To start, consider the following puzzle:
Look at the cell marked in blue. An experienced player should be able to look at the puzzle and immediately know what the solution is for that cell. Scan the puzzle above that cell and also to the left. Consider that the value 1 cannot occur in any of the empty cells marked in green. We see that the blue cell is the only cell in the lower-left 3×3 group where the value 1 is possible.
(The keen observer will see another opportunity elsewhere in the puzzle where a 1 must be the solution for a cell.)
While solving a puzzle, as you’re entering values or eliminating possibilities, constantly look for these opportunities since these are the easiest to find.
Okay, so you applied this technique as much as you can and you’re stuck.
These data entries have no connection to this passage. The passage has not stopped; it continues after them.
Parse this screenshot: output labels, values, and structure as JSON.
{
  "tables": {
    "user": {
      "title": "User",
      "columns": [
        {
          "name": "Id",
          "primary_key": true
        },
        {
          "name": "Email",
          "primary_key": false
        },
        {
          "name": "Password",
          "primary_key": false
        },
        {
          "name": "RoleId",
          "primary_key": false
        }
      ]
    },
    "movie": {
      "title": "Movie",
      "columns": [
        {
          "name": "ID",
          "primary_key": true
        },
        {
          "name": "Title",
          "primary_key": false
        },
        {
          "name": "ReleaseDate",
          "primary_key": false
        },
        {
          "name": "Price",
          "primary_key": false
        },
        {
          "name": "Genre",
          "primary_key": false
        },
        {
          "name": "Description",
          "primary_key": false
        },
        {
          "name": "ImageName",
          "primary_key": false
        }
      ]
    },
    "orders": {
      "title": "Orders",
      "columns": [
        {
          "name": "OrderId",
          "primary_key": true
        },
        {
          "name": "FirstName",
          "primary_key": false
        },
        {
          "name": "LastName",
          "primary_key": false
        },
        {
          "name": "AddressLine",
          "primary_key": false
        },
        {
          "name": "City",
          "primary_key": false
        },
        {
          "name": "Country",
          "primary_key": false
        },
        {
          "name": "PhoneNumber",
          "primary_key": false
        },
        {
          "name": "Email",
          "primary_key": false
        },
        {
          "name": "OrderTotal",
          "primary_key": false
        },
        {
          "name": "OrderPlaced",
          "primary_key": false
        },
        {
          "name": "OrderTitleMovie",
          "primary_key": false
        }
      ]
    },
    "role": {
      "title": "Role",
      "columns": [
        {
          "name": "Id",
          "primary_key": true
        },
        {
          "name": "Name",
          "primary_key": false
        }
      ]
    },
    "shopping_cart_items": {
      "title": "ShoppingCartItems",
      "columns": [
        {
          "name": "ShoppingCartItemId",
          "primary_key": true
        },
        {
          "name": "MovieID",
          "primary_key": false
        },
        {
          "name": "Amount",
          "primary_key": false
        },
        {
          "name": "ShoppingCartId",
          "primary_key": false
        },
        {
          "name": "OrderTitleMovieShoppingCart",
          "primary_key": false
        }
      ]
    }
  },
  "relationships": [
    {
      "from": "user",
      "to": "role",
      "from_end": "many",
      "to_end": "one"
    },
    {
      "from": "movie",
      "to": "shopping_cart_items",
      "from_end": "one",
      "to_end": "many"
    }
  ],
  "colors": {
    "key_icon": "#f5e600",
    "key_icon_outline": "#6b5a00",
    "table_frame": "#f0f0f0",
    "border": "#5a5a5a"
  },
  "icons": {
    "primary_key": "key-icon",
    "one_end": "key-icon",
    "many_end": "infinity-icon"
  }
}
What next? Consider the following diagram of the above puzzle but with a few values filled in:
Although we can still apply the first technique, let’s see if we can apply the second basic technique. Consider the cell marked in blue. That cell belongs to three groups: a column, a row, and a 3×3 square. Note that the value of the blue cell cannot be the same as any other value in those three groups. So, for that cell, list out its possible values. We see that eight possible values can be eliminated, leaving only one possible value for the cell: 1.
To find opportunities to apply this technique, look for groups with lots of values already filled in.
I’ll leave the rest of the puzzle to you. Click here to print out a clean copy of this puzzle. It’s the first puzzle in that document.
Using these two techniques, you can solve most puzzles published in newspapers and magazines. To practice, try out the Beginner Puzzles. In my opinion, the best way to solve Sudoku puzzles is by pen and paper, relaxing in an easy chair.
When starting out, it may be useful to write in the possible values in small print at the top of a cell, crossing them out as you progress through the puzzle. But with experience, you should be able to apply both of these techniques without making any notes.
In later columns, I’ll cover the more advanced solving techniques. Next up, single-group partitioning.